Material supplied »
· · ·
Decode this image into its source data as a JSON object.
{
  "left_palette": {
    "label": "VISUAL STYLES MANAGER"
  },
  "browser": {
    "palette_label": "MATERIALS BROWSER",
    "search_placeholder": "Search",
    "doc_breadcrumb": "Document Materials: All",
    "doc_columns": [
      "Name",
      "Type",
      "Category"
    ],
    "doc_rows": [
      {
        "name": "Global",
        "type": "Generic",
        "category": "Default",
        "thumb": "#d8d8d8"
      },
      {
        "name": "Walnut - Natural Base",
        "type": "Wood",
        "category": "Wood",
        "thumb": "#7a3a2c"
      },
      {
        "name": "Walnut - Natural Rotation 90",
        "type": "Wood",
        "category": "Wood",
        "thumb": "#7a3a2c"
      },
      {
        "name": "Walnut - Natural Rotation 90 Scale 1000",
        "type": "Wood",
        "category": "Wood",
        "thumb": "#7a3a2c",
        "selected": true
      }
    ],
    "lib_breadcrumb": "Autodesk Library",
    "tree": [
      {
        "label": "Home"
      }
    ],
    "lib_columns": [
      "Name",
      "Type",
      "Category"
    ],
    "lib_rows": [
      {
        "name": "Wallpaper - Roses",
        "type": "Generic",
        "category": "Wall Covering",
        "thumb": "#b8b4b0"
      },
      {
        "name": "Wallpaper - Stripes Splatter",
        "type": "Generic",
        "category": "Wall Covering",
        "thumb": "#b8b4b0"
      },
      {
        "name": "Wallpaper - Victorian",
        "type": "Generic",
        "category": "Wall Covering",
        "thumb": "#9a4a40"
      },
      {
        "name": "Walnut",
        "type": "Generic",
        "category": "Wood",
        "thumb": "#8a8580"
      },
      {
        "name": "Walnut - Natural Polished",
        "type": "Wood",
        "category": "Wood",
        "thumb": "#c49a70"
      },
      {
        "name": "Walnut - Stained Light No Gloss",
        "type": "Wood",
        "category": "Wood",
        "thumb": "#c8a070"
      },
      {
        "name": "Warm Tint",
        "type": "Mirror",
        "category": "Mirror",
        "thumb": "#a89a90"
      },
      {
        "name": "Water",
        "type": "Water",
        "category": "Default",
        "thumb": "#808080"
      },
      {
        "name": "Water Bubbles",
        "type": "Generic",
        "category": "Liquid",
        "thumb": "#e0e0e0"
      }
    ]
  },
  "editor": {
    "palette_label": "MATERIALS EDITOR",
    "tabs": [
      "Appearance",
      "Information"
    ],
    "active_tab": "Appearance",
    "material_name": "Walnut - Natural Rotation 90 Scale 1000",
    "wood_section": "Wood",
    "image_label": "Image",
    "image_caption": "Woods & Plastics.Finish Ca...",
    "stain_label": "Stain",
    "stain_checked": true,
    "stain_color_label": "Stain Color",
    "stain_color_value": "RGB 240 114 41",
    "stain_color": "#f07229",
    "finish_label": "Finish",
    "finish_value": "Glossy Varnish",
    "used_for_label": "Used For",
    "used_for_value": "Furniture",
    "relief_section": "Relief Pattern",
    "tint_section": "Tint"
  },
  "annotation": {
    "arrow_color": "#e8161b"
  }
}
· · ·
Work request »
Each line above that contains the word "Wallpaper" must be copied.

Written response »
        "name": "Wallpaper - Roses",
        "name": "Wallpaper - Stripes Splatter",
        "name": "Wallpaper - Victorian",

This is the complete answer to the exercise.